> **Problem**
Copy each line of the listing that includes "JSON".

> **Records shown**

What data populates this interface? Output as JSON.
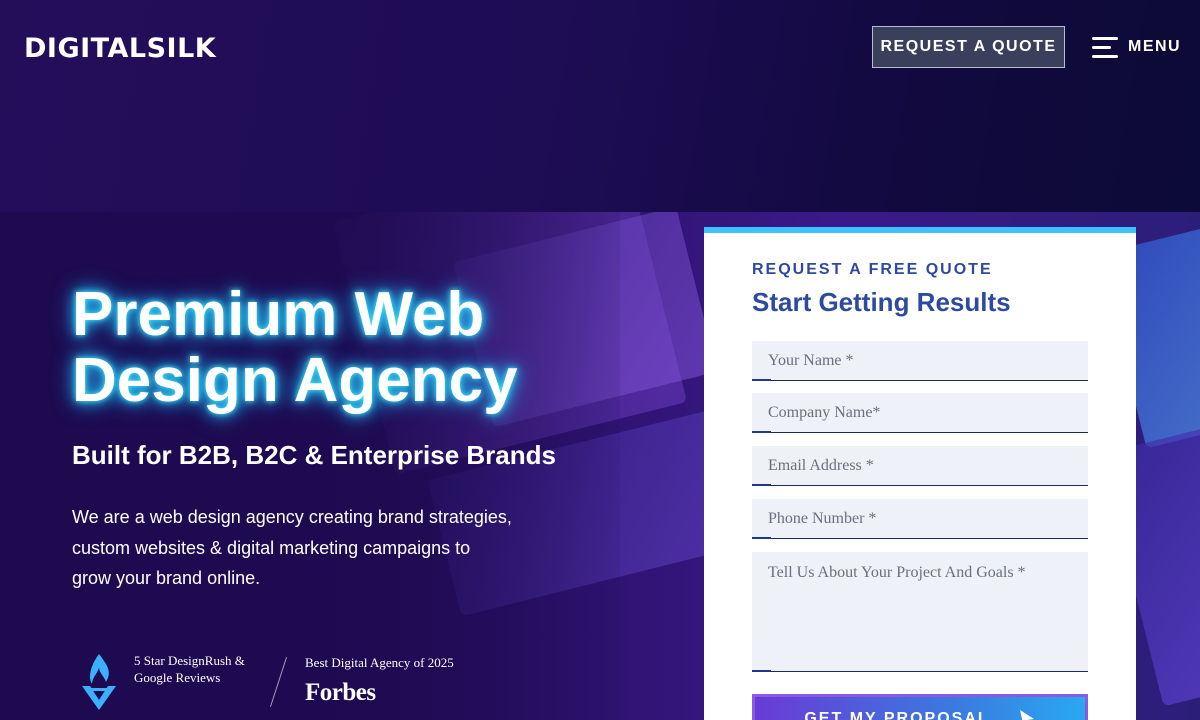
{
  "header": {
    "logo": "DIGITALSILK",
    "quote_button": "REQUEST A QUOTE",
    "menu_label": "MENU"
  },
  "hero": {
    "title": "Premium Web Design Agency",
    "subtitle": "Built for B2B, B2C & Enterprise Brands",
    "description": "We are a web design agency creating brand strategies, custom websites & digital marketing campaigns to grow your brand online."
  },
  "badges": {
    "designrush": "5 Star DesignRush & Google Reviews",
    "forbes_caption": "Best Digital Agency of 2025",
    "forbes_logo": "Forbes"
  },
  "form": {
    "eyebrow": "REQUEST A FREE QUOTE",
    "heading": "Start Getting Results",
    "fields": {
      "name": "Your Name *",
      "company": "Company Name*",
      "email": "Email Address *",
      "phone": "Phone Number *",
      "project": "Tell Us About Your Project And Goals *"
    },
    "submit": "GET MY PROPOSAL"
  },
  "colors": {
    "background": "#1c0a4e",
    "form_accent": "#3cc2ff",
    "form_text": "#2e4aa0",
    "title_glow": "#26c6ff"
  }
}
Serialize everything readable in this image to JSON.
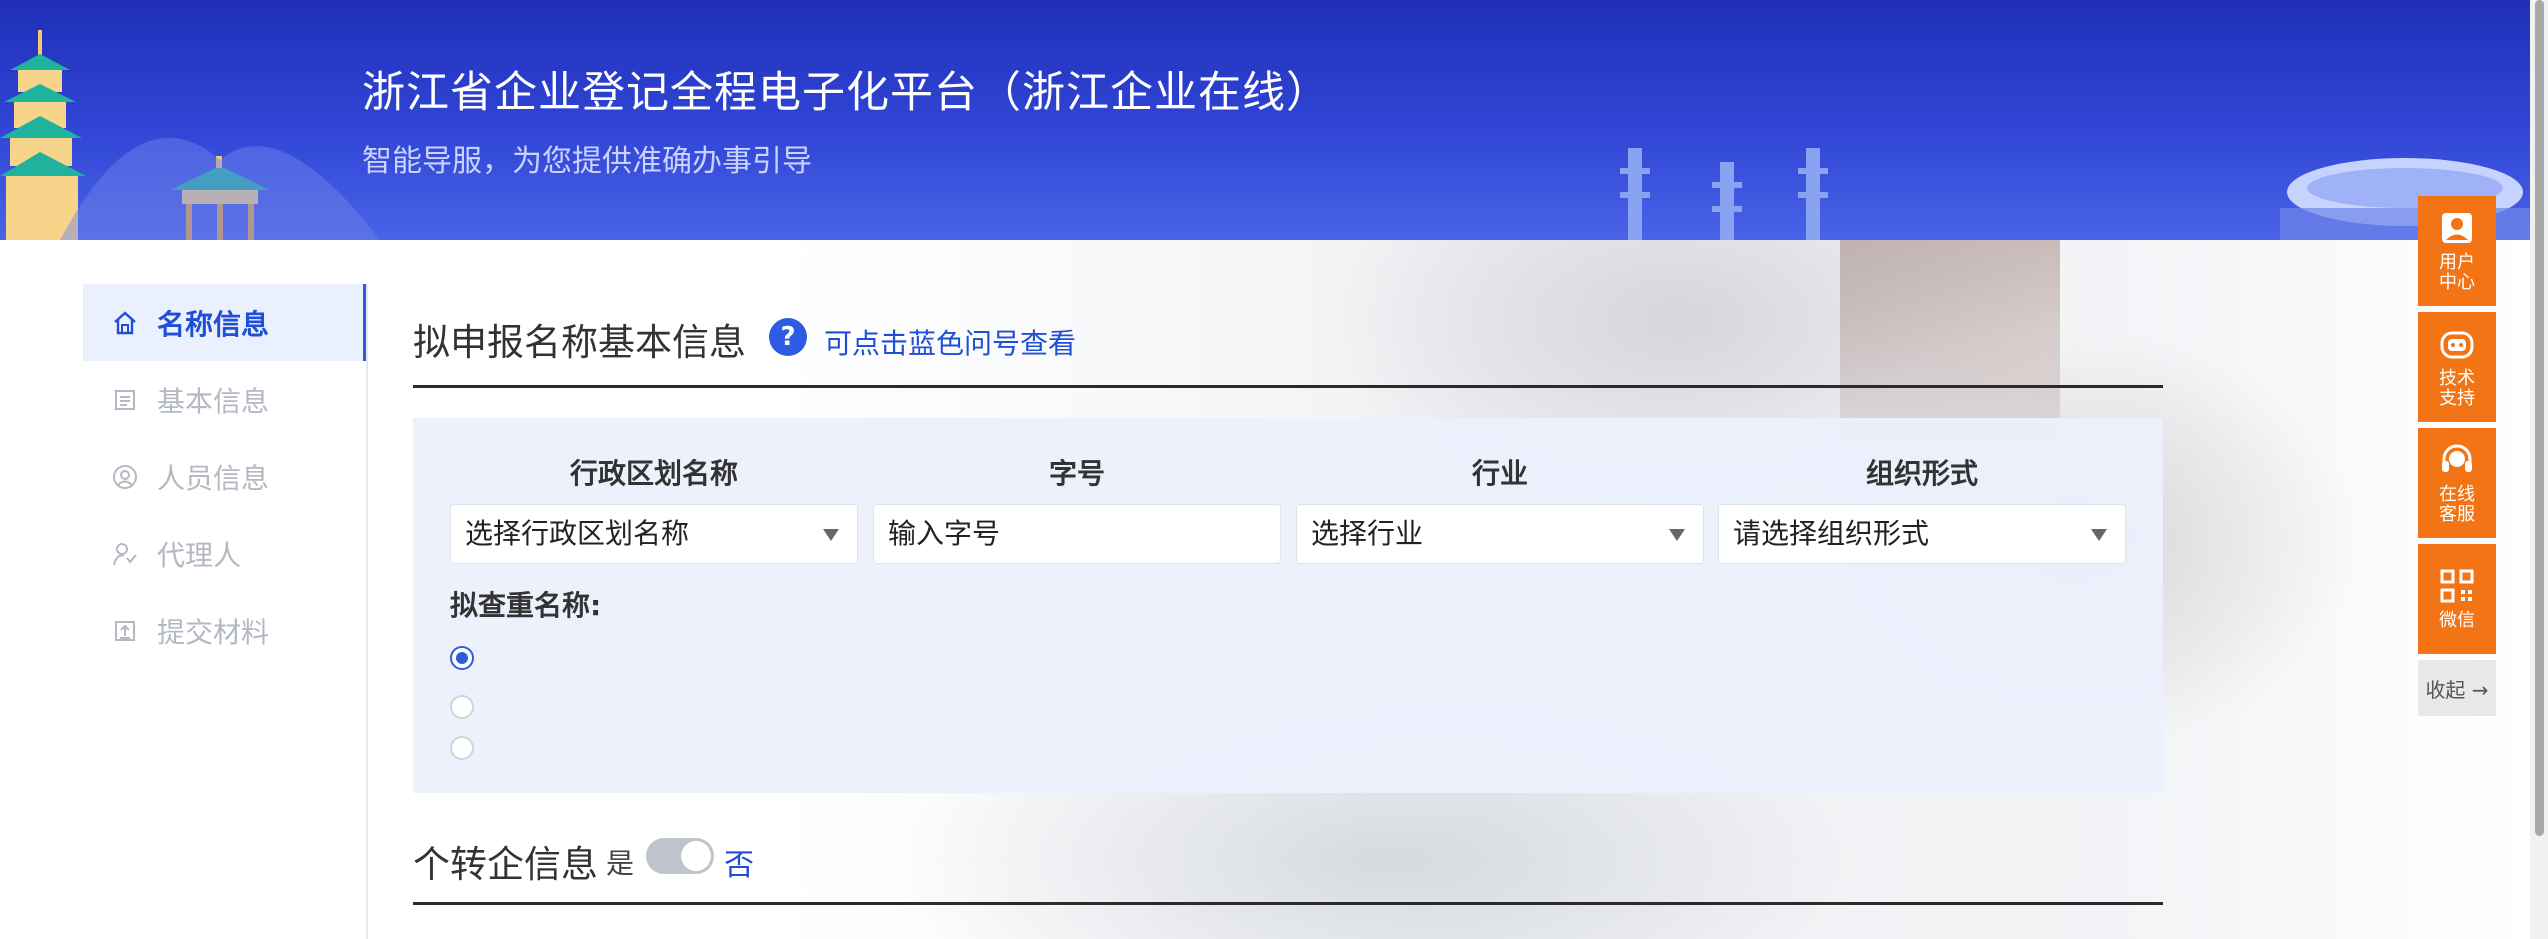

> **Final answer**
What data populates this interface? Output as JSON.
Serialize everything readable in this image to JSON.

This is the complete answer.